▶ [Exercise details]
Print the entries underneath word for word, omitting whatever pictures they contain.

***

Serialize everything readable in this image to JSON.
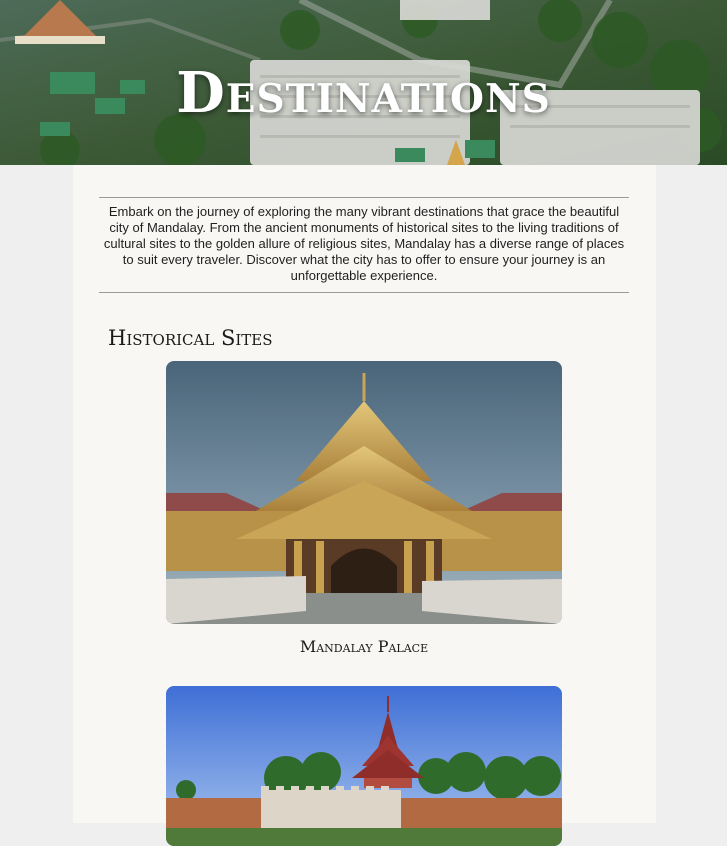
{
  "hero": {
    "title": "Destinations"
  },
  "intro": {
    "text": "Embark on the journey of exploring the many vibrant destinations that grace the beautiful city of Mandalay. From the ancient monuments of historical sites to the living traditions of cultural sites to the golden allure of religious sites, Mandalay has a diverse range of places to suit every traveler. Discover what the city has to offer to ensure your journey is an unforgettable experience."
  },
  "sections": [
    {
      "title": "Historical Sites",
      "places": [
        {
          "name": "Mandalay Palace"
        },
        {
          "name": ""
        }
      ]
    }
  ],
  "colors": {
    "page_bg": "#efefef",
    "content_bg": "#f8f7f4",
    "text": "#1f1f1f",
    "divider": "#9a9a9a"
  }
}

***

▶ [Exercise output]
Serialize everything readable in this image to JSON.
{
  "hero": {
    "title": "Destinations"
  },
  "intro": {
    "text": "Embark on the journey of exploring the many vibrant destinations that grace the beautiful city of Mandalay. From the ancient monuments of historical sites to the living traditions of cultural sites to the golden allure of religious sites, Mandalay has a diverse range of places to suit every traveler. Discover what the city has to offer to ensure your journey is an unforgettable experience."
  },
  "sections": [
    {
      "title": "Historical Sites",
      "places": [
        {
          "name": "Mandalay Palace"
        },
        {
          "name": ""
        }
      ]
    }
  ],
  "colors": {
    "page_bg": "#efefef",
    "content_bg": "#f8f7f4",
    "text": "#1f1f1f",
    "divider": "#9a9a9a"
  }
}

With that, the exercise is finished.